= Beginning of Section =

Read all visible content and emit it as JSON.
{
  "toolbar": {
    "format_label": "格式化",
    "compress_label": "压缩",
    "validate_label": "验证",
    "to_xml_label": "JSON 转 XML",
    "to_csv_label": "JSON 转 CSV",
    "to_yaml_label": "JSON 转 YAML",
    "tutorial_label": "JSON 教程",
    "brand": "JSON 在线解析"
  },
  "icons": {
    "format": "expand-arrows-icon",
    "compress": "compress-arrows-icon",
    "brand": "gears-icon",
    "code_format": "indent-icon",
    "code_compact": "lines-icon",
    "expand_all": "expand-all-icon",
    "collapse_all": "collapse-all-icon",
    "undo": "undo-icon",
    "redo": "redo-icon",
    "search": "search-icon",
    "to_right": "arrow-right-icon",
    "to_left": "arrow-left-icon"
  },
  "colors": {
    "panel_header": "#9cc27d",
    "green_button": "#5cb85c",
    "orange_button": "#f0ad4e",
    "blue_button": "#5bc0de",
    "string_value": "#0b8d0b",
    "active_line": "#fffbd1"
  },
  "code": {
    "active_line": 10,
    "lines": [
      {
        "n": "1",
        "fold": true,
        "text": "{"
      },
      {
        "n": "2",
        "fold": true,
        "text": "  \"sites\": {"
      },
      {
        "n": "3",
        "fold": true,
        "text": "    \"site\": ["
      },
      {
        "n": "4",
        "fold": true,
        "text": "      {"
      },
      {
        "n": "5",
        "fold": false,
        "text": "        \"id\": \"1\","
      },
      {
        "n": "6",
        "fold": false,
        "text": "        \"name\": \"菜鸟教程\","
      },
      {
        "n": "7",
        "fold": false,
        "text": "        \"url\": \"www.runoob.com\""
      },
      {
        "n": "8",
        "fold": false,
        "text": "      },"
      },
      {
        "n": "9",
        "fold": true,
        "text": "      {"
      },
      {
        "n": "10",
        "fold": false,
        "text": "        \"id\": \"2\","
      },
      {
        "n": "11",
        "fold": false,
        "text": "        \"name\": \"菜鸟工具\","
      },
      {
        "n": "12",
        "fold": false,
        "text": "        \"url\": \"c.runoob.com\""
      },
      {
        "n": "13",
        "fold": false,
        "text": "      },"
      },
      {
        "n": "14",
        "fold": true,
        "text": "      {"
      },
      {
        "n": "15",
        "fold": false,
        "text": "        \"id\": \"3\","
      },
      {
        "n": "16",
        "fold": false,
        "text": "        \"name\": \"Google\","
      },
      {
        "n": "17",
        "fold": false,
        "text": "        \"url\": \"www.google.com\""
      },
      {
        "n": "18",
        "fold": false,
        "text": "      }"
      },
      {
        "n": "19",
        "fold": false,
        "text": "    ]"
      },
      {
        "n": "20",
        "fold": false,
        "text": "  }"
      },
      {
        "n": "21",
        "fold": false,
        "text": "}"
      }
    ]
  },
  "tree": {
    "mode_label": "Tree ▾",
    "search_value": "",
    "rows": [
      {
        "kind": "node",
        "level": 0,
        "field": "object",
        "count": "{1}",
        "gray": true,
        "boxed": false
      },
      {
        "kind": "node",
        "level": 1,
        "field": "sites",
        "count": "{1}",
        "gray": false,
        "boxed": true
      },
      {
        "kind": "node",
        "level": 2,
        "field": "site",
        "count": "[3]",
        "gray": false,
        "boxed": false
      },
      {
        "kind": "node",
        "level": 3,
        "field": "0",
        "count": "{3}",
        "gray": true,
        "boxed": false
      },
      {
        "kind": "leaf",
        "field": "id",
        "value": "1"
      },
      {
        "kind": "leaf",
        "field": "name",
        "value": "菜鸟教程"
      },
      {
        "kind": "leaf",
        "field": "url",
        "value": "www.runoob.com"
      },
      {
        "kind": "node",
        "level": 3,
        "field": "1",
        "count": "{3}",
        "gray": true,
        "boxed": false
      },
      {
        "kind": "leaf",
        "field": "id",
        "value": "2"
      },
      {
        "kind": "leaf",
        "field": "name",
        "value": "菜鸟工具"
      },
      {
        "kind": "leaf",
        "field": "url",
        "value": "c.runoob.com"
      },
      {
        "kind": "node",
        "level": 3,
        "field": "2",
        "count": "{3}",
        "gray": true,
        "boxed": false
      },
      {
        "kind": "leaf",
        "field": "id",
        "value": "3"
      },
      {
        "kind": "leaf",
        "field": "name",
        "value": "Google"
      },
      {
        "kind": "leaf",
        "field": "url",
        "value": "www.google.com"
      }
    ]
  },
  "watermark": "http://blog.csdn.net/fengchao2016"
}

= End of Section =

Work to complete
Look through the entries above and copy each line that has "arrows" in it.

Answer box
    "format": "expand-arrows-icon",
    "compress": "compress-arrows-icon",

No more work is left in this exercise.